### [INPUT]
★ ★ ★ ★ ★

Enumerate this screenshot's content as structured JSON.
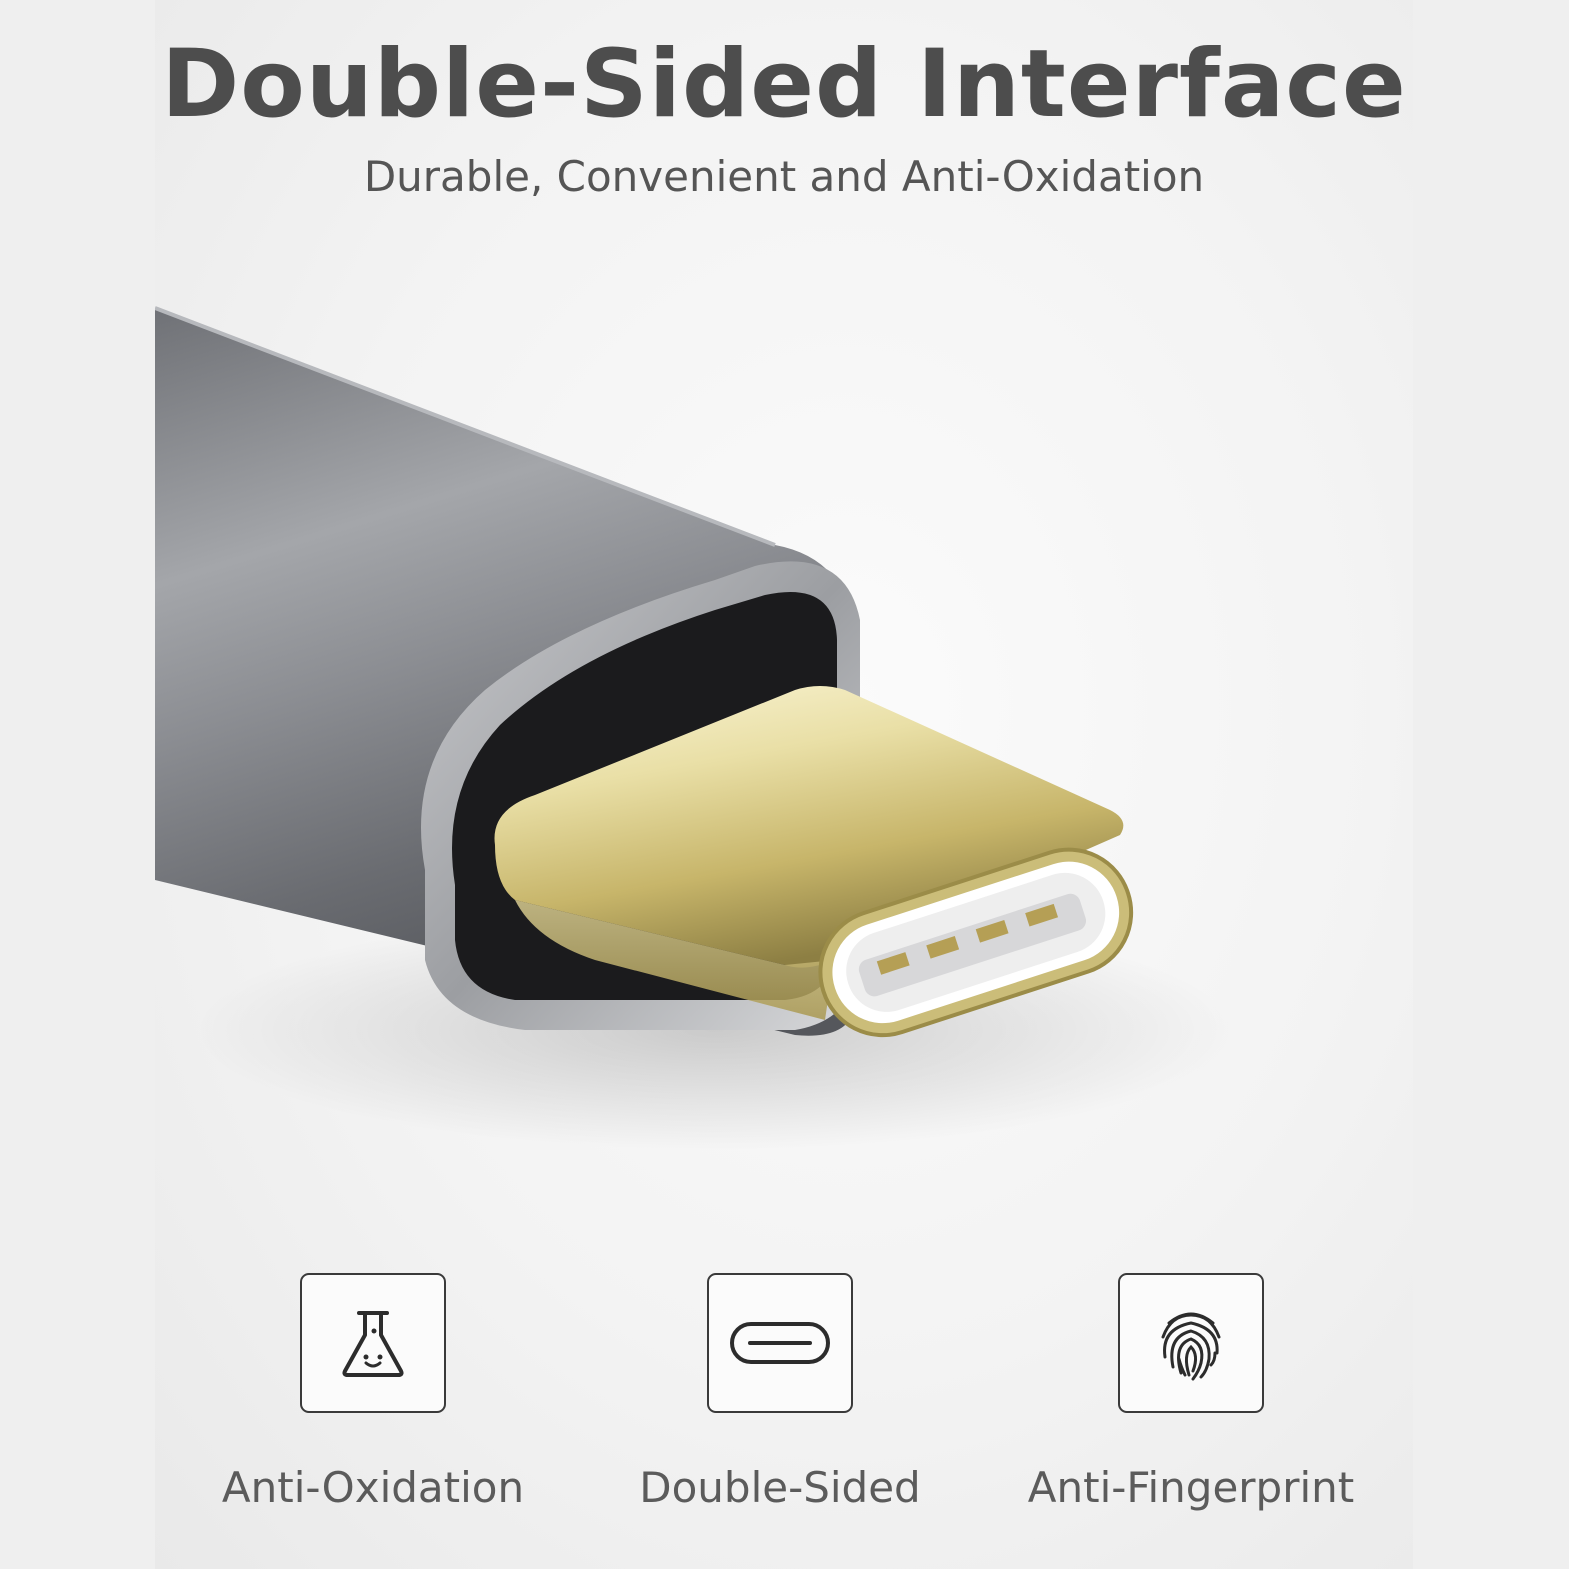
{
  "header": {
    "title": "Double-Sided Interface",
    "subtitle": "Durable, Convenient and Anti-Oxidation"
  },
  "features": [
    {
      "icon": "flask-icon",
      "label": "Anti-Oxidation"
    },
    {
      "icon": "usb-c-port-icon",
      "label": "Double-Sided"
    },
    {
      "icon": "fingerprint-icon",
      "label": "Anti-Fingerprint"
    }
  ],
  "colors": {
    "text_dark": "#4d4d4d",
    "text_sub": "#555555",
    "connector_gold": "#d8cc8a",
    "housing_gray": "#8a8c91"
  }
}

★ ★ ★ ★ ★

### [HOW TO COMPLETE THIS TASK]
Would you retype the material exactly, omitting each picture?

### [ANSWER SECTION]
Enumerate this screenshot's content as structured JSON.
{
  "header": {
    "title": "Double-Sided Interface",
    "subtitle": "Durable, Convenient and Anti-Oxidation"
  },
  "features": [
    {
      "icon": "flask-icon",
      "label": "Anti-Oxidation"
    },
    {
      "icon": "usb-c-port-icon",
      "label": "Double-Sided"
    },
    {
      "icon": "fingerprint-icon",
      "label": "Anti-Fingerprint"
    }
  ],
  "colors": {
    "text_dark": "#4d4d4d",
    "text_sub": "#555555",
    "connector_gold": "#d8cc8a",
    "housing_gray": "#8a8c91"
  }
}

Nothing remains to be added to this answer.